*HOW TO COMPLETE THIS TASK*
Make a verbatim copy of the records; pictures stay out.

*INPUT*
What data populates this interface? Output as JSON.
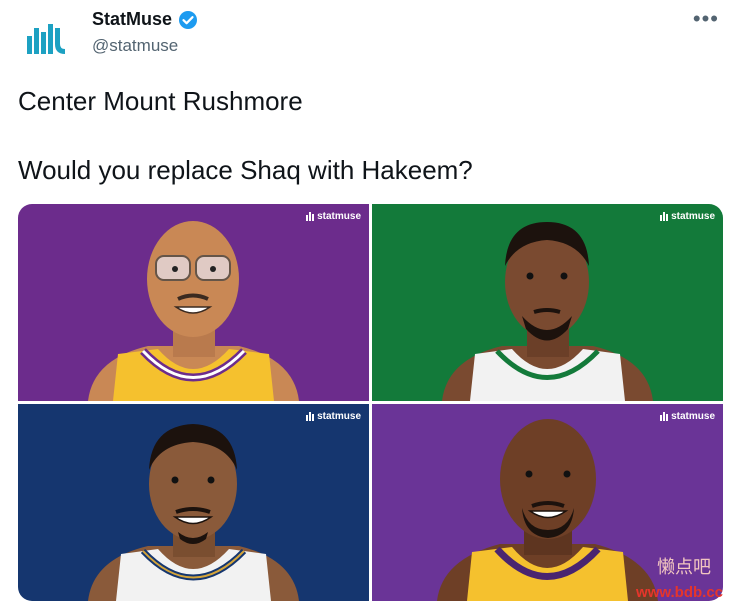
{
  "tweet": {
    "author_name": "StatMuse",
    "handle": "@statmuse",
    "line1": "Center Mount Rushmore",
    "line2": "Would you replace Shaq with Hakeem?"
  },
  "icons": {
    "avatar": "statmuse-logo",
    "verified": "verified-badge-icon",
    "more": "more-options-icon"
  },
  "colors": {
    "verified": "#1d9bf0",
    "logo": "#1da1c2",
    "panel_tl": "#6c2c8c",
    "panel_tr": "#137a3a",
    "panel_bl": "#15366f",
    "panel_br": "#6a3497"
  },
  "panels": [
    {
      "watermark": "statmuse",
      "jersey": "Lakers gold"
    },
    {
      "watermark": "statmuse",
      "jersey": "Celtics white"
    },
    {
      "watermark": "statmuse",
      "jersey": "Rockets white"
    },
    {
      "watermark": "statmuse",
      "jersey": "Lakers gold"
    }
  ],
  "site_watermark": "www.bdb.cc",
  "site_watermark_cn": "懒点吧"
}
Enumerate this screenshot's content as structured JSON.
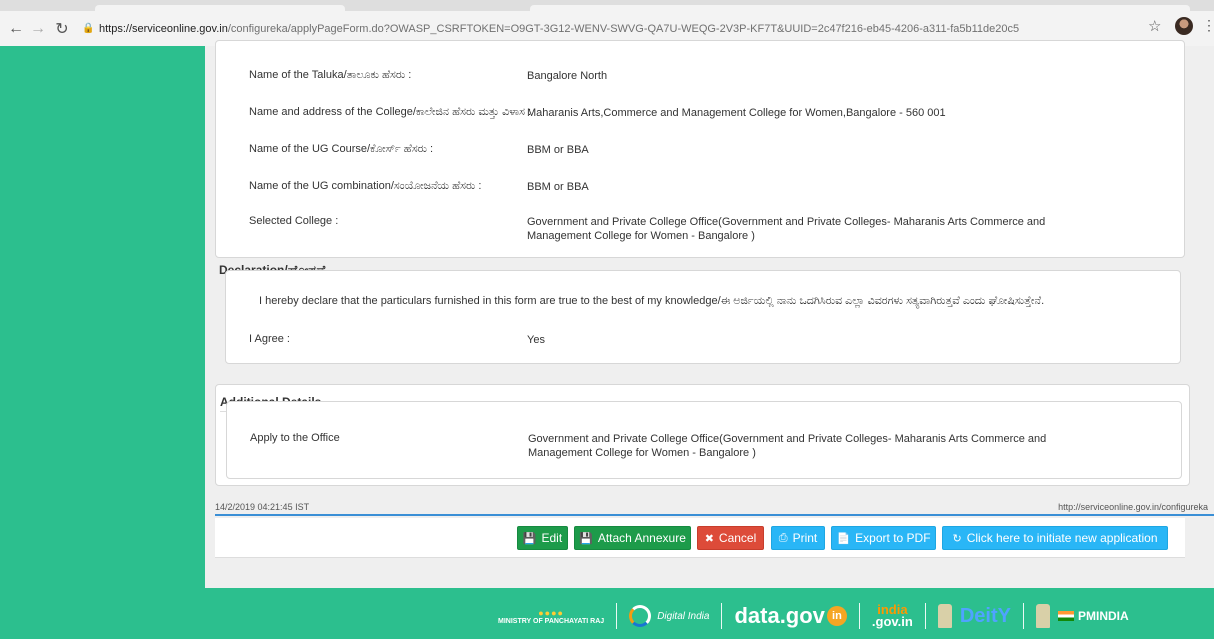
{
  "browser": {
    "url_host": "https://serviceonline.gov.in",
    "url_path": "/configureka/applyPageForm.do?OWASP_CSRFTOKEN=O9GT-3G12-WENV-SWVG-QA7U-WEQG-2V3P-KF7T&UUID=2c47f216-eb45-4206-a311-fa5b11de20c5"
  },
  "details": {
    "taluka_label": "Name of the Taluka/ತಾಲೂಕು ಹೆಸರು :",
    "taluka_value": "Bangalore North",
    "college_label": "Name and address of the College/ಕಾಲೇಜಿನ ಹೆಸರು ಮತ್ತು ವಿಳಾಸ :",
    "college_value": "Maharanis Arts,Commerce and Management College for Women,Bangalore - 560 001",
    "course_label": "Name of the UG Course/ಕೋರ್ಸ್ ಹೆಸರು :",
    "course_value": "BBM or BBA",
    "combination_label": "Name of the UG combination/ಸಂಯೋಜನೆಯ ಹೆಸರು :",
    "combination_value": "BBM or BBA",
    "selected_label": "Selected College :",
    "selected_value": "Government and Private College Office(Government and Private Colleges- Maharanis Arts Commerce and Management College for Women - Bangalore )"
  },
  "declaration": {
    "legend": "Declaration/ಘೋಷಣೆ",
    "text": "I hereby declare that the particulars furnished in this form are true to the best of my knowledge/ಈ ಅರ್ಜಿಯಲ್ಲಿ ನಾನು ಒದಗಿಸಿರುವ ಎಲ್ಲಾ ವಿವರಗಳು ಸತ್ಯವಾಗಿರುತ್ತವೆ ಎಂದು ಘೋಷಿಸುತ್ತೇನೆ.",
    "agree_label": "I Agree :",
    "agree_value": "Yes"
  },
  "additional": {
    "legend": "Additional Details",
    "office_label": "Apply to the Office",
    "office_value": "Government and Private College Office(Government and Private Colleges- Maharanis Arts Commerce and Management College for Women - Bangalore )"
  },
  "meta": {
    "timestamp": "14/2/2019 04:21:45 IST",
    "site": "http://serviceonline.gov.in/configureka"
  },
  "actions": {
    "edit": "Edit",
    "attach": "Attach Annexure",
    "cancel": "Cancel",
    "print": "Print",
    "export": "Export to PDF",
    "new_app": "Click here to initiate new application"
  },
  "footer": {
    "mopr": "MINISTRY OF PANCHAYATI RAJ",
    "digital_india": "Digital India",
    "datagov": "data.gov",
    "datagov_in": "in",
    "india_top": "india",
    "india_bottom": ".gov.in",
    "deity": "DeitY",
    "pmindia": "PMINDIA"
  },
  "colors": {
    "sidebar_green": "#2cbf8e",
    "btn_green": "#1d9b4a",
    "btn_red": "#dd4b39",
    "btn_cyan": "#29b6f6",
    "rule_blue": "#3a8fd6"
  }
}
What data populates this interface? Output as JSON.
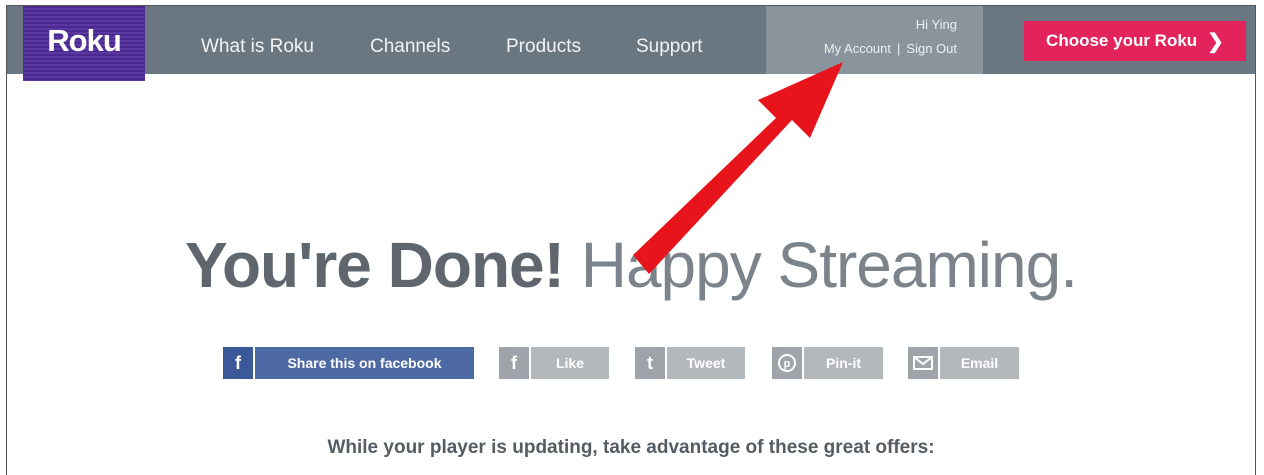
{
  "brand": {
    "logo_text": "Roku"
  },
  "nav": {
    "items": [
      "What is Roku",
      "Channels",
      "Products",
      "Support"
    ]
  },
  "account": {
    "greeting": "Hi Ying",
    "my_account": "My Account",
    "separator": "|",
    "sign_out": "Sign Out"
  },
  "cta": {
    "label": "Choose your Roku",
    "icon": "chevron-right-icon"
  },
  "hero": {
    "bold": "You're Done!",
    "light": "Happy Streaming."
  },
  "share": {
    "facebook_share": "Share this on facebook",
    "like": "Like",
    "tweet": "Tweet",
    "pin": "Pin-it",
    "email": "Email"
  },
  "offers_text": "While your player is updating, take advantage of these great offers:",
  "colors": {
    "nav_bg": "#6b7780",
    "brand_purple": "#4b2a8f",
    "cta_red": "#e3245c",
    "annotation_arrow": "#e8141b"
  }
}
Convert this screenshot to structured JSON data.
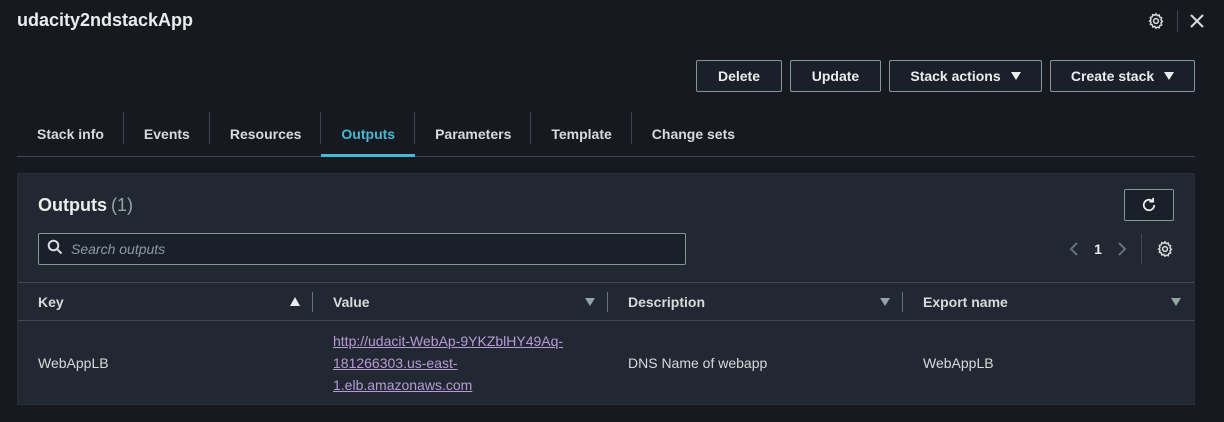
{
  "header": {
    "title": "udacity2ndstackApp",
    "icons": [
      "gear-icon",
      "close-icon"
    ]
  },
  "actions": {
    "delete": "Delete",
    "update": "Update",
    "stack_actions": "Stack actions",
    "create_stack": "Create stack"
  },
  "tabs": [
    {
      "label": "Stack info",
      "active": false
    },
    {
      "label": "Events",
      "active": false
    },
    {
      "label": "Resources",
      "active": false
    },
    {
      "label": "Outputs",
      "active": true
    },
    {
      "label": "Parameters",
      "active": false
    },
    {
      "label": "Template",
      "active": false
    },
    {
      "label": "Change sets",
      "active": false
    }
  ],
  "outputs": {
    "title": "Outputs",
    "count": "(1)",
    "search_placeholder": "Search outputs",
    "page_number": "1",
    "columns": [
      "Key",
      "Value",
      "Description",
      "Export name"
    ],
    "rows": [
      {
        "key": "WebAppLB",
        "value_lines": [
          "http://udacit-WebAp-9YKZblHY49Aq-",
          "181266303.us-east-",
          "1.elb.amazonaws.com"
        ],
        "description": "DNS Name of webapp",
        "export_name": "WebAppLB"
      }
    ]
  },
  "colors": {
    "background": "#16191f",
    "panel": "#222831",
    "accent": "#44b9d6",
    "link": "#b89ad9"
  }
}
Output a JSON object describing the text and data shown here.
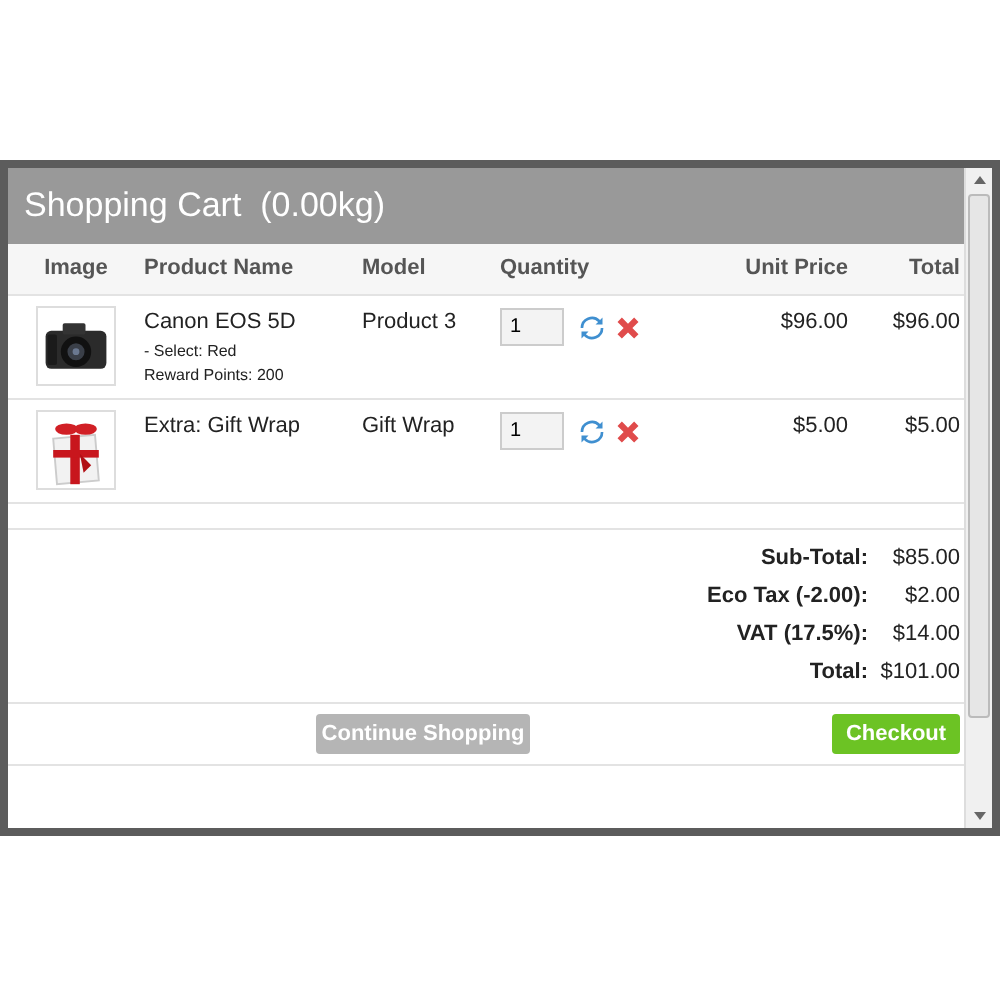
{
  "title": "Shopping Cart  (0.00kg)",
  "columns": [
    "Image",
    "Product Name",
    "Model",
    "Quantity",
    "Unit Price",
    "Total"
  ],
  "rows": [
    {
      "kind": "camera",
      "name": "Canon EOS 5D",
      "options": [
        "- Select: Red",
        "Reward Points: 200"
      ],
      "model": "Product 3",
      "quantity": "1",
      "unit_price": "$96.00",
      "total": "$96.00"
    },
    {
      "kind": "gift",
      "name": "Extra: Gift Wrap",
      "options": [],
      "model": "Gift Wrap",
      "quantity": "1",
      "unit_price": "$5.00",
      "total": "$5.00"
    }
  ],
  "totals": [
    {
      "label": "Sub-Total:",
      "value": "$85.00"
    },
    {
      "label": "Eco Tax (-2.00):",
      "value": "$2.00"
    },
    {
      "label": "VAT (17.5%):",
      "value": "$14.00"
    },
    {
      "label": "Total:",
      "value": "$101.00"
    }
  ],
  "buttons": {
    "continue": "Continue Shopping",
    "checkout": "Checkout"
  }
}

*EXERCISE SOLUTION*
What data populates this interface? Output as JSON.
{
  "tweet": {
    "author_name": "StatMuse",
    "handle": "@statmuse",
    "line1": "Center Mount Rushmore",
    "line2": "Would you replace Shaq with Hakeem?"
  },
  "icons": {
    "avatar": "statmuse-logo",
    "verified": "verified-badge-icon",
    "more": "more-options-icon"
  },
  "colors": {
    "verified": "#1d9bf0",
    "logo": "#1da1c2",
    "panel_tl": "#6c2c8c",
    "panel_tr": "#137a3a",
    "panel_bl": "#15366f",
    "panel_br": "#6a3497"
  },
  "panels": [
    {
      "watermark": "statmuse",
      "jersey": "Lakers gold"
    },
    {
      "watermark": "statmuse",
      "jersey": "Celtics white"
    },
    {
      "watermark": "statmuse",
      "jersey": "Rockets white"
    },
    {
      "watermark": "statmuse",
      "jersey": "Lakers gold"
    }
  ],
  "site_watermark": "www.bdb.cc",
  "site_watermark_cn": "懒点吧"
}
Enumerate this screenshot's content as structured JSON.
{
  "browser": {
    "url_host": "https://serviceonline.gov.in",
    "url_path": "/configureka/applyPageForm.do?OWASP_CSRFTOKEN=O9GT-3G12-WENV-SWVG-QA7U-WEQG-2V3P-KF7T&UUID=2c47f216-eb45-4206-a311-fa5b11de20c5"
  },
  "details": {
    "taluka_label": "Name of the Taluka/ತಾಲೂಕು ಹೆಸರು :",
    "taluka_value": "Bangalore North",
    "college_label": "Name and address of the College/ಕಾಲೇಜಿನ ಹೆಸರು ಮತ್ತು ವಿಳಾಸ :",
    "college_value": "Maharanis Arts,Commerce and Management College for Women,Bangalore - 560 001",
    "course_label": "Name of the UG Course/ಕೋರ್ಸ್ ಹೆಸರು :",
    "course_value": "BBM or BBA",
    "combination_label": "Name of the UG combination/ಸಂಯೋಜನೆಯ ಹೆಸರು :",
    "combination_value": "BBM or BBA",
    "selected_label": "Selected College :",
    "selected_value": "Government and Private College Office(Government and Private Colleges- Maharanis Arts Commerce and Management College for Women - Bangalore )"
  },
  "declaration": {
    "legend": "Declaration/ಘೋಷಣೆ",
    "text": "I hereby declare that the particulars furnished in this form are true to the best of my knowledge/ಈ ಅರ್ಜಿಯಲ್ಲಿ ನಾನು ಒದಗಿಸಿರುವ ಎಲ್ಲಾ ವಿವರಗಳು ಸತ್ಯವಾಗಿರುತ್ತವೆ ಎಂದು ಘೋಷಿಸುತ್ತೇನೆ.",
    "agree_label": "I Agree :",
    "agree_value": "Yes"
  },
  "additional": {
    "legend": "Additional Details",
    "office_label": "Apply to the Office",
    "office_value": "Government and Private College Office(Government and Private Colleges- Maharanis Arts Commerce and Management College for Women - Bangalore )"
  },
  "meta": {
    "timestamp": "14/2/2019 04:21:45 IST",
    "site": "http://serviceonline.gov.in/configureka"
  },
  "actions": {
    "edit": "Edit",
    "attach": "Attach Annexure",
    "cancel": "Cancel",
    "print": "Print",
    "export": "Export to PDF",
    "new_app": "Click here to initiate new application"
  },
  "footer": {
    "mopr": "MINISTRY OF PANCHAYATI RAJ",
    "digital_india": "Digital India",
    "datagov": "data.gov",
    "datagov_in": "in",
    "india_top": "india",
    "india_bottom": ".gov.in",
    "deity": "DeitY",
    "pmindia": "PMINDIA"
  },
  "colors": {
    "sidebar_green": "#2cbf8e",
    "btn_green": "#1d9b4a",
    "btn_red": "#dd4b39",
    "btn_cyan": "#29b6f6",
    "rule_blue": "#3a8fd6"
  }
}
What data populates this interface? Output as JSON.
{
  "brand": {
    "logo_text": "Roku"
  },
  "nav": {
    "items": [
      "What is Roku",
      "Channels",
      "Products",
      "Support"
    ]
  },
  "account": {
    "greeting": "Hi Ying",
    "my_account": "My Account",
    "separator": "|",
    "sign_out": "Sign Out"
  },
  "cta": {
    "label": "Choose your Roku",
    "icon": "chevron-right-icon"
  },
  "hero": {
    "bold": "You're Done!",
    "light": "Happy Streaming."
  },
  "share": {
    "facebook_share": "Share this on facebook",
    "like": "Like",
    "tweet": "Tweet",
    "pin": "Pin-it",
    "email": "Email"
  },
  "offers_text": "While your player is updating, take advantage of these great offers:",
  "colors": {
    "nav_bg": "#6b7780",
    "brand_purple": "#4b2a8f",
    "cta_red": "#e3245c",
    "annotation_arrow": "#e8141b"
  }
}
Convert this screenshot to structured JSON data.
{
  "header": {
    "title": "udacity2ndstackApp",
    "icons": [
      "gear-icon",
      "close-icon"
    ]
  },
  "actions": {
    "delete": "Delete",
    "update": "Update",
    "stack_actions": "Stack actions",
    "create_stack": "Create stack"
  },
  "tabs": [
    {
      "label": "Stack info",
      "active": false
    },
    {
      "label": "Events",
      "active": false
    },
    {
      "label": "Resources",
      "active": false
    },
    {
      "label": "Outputs",
      "active": true
    },
    {
      "label": "Parameters",
      "active": false
    },
    {
      "label": "Template",
      "active": false
    },
    {
      "label": "Change sets",
      "active": false
    }
  ],
  "outputs": {
    "title": "Outputs",
    "count": "(1)",
    "search_placeholder": "Search outputs",
    "page_number": "1",
    "columns": [
      "Key",
      "Value",
      "Description",
      "Export name"
    ],
    "rows": [
      {
        "key": "WebAppLB",
        "value_lines": [
          "http://udacit-WebAp-9YKZblHY49Aq-",
          "181266303.us-east-",
          "1.elb.amazonaws.com"
        ],
        "description": "DNS Name of webapp",
        "export_name": "WebAppLB"
      }
    ]
  },
  "colors": {
    "background": "#16191f",
    "panel": "#222831",
    "accent": "#44b9d6",
    "link": "#b89ad9"
  }
}
Output a JSON object describing the text and data shown here.
{
  "title": "Shopping Cart  (0.00kg)",
  "columns": [
    "Image",
    "Product Name",
    "Model",
    "Quantity",
    "Unit Price",
    "Total"
  ],
  "rows": [
    {
      "kind": "camera",
      "name": "Canon EOS 5D",
      "options": [
        "- Select: Red",
        "Reward Points: 200"
      ],
      "model": "Product 3",
      "quantity": "1",
      "unit_price": "$96.00",
      "total": "$96.00"
    },
    {
      "kind": "gift",
      "name": "Extra: Gift Wrap",
      "options": [],
      "model": "Gift Wrap",
      "quantity": "1",
      "unit_price": "$5.00",
      "total": "$5.00"
    }
  ],
  "totals": [
    {
      "label": "Sub-Total:",
      "value": "$85.00"
    },
    {
      "label": "Eco Tax (-2.00):",
      "value": "$2.00"
    },
    {
      "label": "VAT (17.5%):",
      "value": "$14.00"
    },
    {
      "label": "Total:",
      "value": "$101.00"
    }
  ],
  "buttons": {
    "continue": "Continue Shopping",
    "checkout": "Checkout"
  }
}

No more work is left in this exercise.